Where did you study prior to Central Saint Martins?I did my BA in Arnhem, in the Netherlands. It was great because it is a secluded little city in the middle of a national forest and there is absolutely nothing to do besides the fun things you get to do when you’re an art student.

What was the inspiration for your MA collection?The central idea of the collection was taking an archetypical garment and dragifying it on a very low budget. Inspired by The Cockettes and the drag queen Divine, I came up with the idea of using second-hand nylon petticoats and appliquéing them onto Hawaiian shirts, Bermuda shorts and Capri trousers. It is all part of a ‘holiday wardrobe’, which together with the transvestitism echoes the theme of escapism.

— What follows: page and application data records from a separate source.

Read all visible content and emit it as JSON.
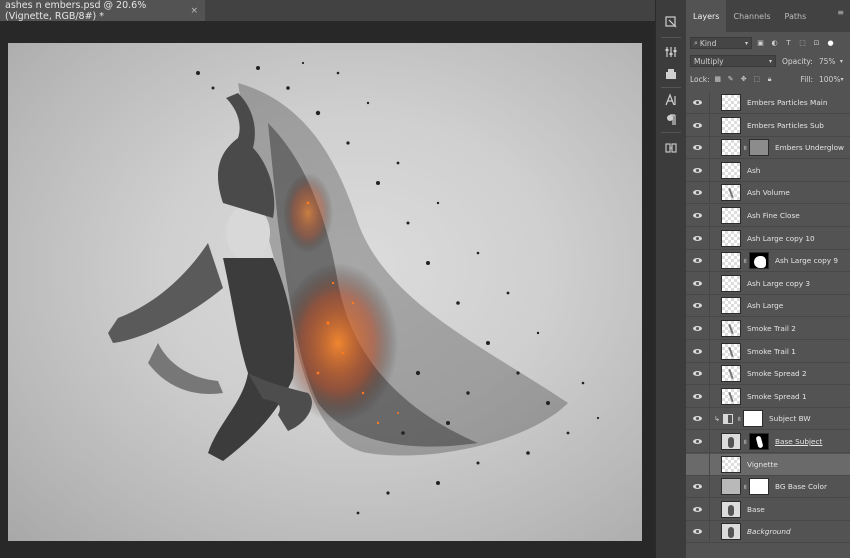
{
  "document": {
    "tab_title": "ashes n embers.psd @ 20.6% (Vignette, RGB/8#) *",
    "close_glyph": "×"
  },
  "panel": {
    "tabs": [
      {
        "label": "Layers",
        "active": true
      },
      {
        "label": "Channels",
        "active": false
      },
      {
        "label": "Paths",
        "active": false
      }
    ],
    "filter": {
      "kind_label": "Kind",
      "kind_icon": "search-icon"
    },
    "blend_mode": "Multiply",
    "opacity_label": "Opacity:",
    "opacity_value": "75%",
    "lock_label": "Lock:",
    "fill_label": "Fill:",
    "fill_value": "100%"
  },
  "layers": [
    {
      "name": "Embers Particles Main",
      "thumb": "checker",
      "mask": null,
      "visible": true
    },
    {
      "name": "Embers Particles Sub",
      "thumb": "checker",
      "mask": null,
      "visible": true
    },
    {
      "name": "Embers Underglow",
      "thumb": "checker",
      "mask": "noise",
      "visible": true
    },
    {
      "name": "Ash",
      "thumb": "checker",
      "mask": null,
      "visible": true
    },
    {
      "name": "Ash Volume",
      "thumb": "figure",
      "mask": null,
      "visible": true
    },
    {
      "name": "Ash Fine Close",
      "thumb": "checker",
      "mask": null,
      "visible": true
    },
    {
      "name": "Ash Large copy 10",
      "thumb": "checker",
      "mask": null,
      "visible": true
    },
    {
      "name": "Ash Large copy 9",
      "thumb": "checker",
      "mask": "black",
      "visible": true
    },
    {
      "name": "Ash Large copy 3",
      "thumb": "checker",
      "mask": null,
      "visible": true
    },
    {
      "name": "Ash Large",
      "thumb": "checker",
      "mask": null,
      "visible": true
    },
    {
      "name": "Smoke Trail 2",
      "thumb": "figure",
      "mask": null,
      "visible": true
    },
    {
      "name": "Smoke Trail 1",
      "thumb": "figure",
      "mask": null,
      "visible": true
    },
    {
      "name": "Smoke Spread 2",
      "thumb": "figure",
      "mask": null,
      "visible": true
    },
    {
      "name": "Smoke Spread 1",
      "thumb": "figure",
      "mask": null,
      "visible": true
    },
    {
      "name": "Subject BW",
      "thumb": "adjustment",
      "mask": "white",
      "visible": true,
      "clipped": true
    },
    {
      "name": "Base Subject",
      "thumb": "subject",
      "mask": "subject",
      "visible": true,
      "style": "underline"
    },
    {
      "name": "Vignette",
      "thumb": "checker",
      "mask": null,
      "visible": false,
      "selected": true
    },
    {
      "name": "BG Base Color",
      "thumb": "gray",
      "mask": "white",
      "visible": true
    },
    {
      "name": "Base",
      "thumb": "subject",
      "mask": null,
      "visible": true
    },
    {
      "name": "Background",
      "thumb": "subject",
      "mask": null,
      "visible": true,
      "style": "italic"
    }
  ],
  "tools": [
    "history-icon",
    "adjust-icon",
    "character-icon",
    "paragraph-icon",
    "properties-icon"
  ]
}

What were the references for the prints and the use of layered fabrics? The use of Hawaiian shirts and its prints is a reference to escapism, exoticism and going on holiday. Also, I like the sexual ambiguity of Hawaiian Shirts. It’s a play on the so-called ‘Boyfriend jacket’ that has been so fashionable. Yet, this version is more a ‘Big fat Western tourist in Bangkok’ jacket. The print itself is based on original Hawaiian prints from the 1940s.

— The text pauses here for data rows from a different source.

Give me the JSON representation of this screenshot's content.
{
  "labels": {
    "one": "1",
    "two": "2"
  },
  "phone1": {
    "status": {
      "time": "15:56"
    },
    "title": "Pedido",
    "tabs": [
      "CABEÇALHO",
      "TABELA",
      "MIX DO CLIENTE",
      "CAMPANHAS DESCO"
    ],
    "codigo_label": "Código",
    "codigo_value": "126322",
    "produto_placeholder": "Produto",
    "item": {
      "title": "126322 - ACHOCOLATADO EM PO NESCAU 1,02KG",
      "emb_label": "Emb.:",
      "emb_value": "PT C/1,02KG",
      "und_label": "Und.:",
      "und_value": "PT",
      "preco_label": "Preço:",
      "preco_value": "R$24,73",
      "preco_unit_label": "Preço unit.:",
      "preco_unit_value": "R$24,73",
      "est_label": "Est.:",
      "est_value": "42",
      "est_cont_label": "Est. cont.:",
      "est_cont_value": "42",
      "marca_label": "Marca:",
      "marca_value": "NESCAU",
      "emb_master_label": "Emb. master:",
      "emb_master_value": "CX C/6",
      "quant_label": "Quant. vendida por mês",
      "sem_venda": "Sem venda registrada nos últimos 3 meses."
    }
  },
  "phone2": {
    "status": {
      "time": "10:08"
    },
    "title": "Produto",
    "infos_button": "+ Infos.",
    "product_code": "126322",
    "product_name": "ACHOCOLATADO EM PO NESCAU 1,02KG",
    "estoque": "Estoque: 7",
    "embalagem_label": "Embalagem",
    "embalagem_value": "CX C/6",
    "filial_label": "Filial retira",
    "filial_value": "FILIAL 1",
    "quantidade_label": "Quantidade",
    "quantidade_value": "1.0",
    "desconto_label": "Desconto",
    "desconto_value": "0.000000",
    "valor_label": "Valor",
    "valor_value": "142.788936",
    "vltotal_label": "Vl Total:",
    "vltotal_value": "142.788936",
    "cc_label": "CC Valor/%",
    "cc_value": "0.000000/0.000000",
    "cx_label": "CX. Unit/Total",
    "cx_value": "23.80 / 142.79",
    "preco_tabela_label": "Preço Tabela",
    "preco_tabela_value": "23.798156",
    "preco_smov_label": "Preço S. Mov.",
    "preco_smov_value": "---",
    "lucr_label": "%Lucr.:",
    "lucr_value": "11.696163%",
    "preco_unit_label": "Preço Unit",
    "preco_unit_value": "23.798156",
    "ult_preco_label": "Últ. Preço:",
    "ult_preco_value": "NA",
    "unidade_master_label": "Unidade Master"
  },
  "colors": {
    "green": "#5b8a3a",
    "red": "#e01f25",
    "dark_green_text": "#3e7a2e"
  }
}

The nylon petticoats reminded me of Tao or Comme des Garçons, are you influenced by these Japanese designers? Obviously as a young fashion designer I am influenced by the anti-establishment spirit that Comme des Garçons has always represented. I also think it’s the duty of any young designer to at least try to be subversive. The use of second-hand nylon petticoats were inspired by John Waters and the Dreamlanders and how they used to steal from San Francisco’s vintage shops to create their outfits on a very low budget. Needless to say, I’m a huge John Waters fan and I am always on a very, very low budget.

What inspires you? I always spend a lot of time in the library researching, for my own work, but also for other labels. My own ideas develop by making, doing, trying and testing. I’m very hands-on and I hate thinking about stuff too much. Even though there are a lot of references that I use to explain the choices I’ve made, most of all I want my clothes to be light-hearted and fun, but straightforward.

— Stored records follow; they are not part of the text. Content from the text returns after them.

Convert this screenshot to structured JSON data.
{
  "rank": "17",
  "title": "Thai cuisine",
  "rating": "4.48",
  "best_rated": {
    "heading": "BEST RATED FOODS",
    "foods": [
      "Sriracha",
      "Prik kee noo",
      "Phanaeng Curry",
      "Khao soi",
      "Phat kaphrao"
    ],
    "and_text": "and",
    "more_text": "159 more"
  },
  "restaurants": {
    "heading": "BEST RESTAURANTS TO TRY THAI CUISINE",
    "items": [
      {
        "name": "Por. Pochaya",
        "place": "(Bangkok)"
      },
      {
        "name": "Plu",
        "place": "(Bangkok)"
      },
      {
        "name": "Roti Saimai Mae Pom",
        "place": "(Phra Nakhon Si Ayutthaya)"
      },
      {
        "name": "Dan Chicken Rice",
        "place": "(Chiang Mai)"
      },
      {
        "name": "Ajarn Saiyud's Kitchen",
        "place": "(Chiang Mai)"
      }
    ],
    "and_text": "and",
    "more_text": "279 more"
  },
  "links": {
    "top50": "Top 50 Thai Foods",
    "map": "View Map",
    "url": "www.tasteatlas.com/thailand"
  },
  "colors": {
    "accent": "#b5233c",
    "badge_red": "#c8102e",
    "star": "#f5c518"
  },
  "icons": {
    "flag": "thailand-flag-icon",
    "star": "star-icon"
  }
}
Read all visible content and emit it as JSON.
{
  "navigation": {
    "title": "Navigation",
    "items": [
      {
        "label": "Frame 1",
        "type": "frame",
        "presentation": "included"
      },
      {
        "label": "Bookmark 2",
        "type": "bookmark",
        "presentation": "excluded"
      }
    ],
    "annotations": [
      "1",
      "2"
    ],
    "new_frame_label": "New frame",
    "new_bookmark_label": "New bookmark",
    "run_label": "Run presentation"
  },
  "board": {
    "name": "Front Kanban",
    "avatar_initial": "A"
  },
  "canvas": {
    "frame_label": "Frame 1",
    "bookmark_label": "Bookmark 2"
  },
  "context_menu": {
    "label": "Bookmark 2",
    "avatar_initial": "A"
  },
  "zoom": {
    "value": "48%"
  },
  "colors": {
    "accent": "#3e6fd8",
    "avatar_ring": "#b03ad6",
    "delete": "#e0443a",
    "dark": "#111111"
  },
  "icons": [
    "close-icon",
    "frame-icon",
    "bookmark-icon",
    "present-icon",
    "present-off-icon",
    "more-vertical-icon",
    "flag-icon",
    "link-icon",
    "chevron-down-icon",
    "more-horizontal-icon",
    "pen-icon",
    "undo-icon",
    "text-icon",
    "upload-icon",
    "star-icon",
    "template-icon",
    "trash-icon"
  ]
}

What else are you working on at the moment? I’m starting my own studio, developing prints, fabrics. I am also starting on making furniture, so that’s very exciting!

i also find an interview of him, 
how ""TRUE"" he is!

Come to his website ""'www.maartenvanderhorst.com"""for more surprise, his tumblr is great too. 

Defineus NINE


Farhad Moshiri

1963 born in Shiraz, Iran.

Lives and works in Tehran. 

“Text became a shortcut for me to reach a certain emotional level. I noticed that text had an effect on people that an image never could,” 

“I’m sure my subjects come from some childhood hang-ups that I might not have worked through. A psychologist could explain this better than me.” 

“They are my paint. They’re even more valid than paint.” 

“It makes it easier for people to understand a work when you give it human characteristics,” 

“Things were adventurous, my imagination was running wild. The energy was incredible. To imagine an aesthetic that is completely run out of this world. Nothing was held back. Everything was unchained.” 

“An artificial make-believe lifestyle fascinates me. I use fake diamonds in paintings, and that’s somehow related to the fact that some people want to believe that they’re real diamonds. Art is about illusion. It’s a manufactured idea in order to reach a certain illusion and expression via artificial methods… so suddenly the whole thing makes sense. We’re all in the same boat.”

Related Posts Plugin for WordPress, Blogger...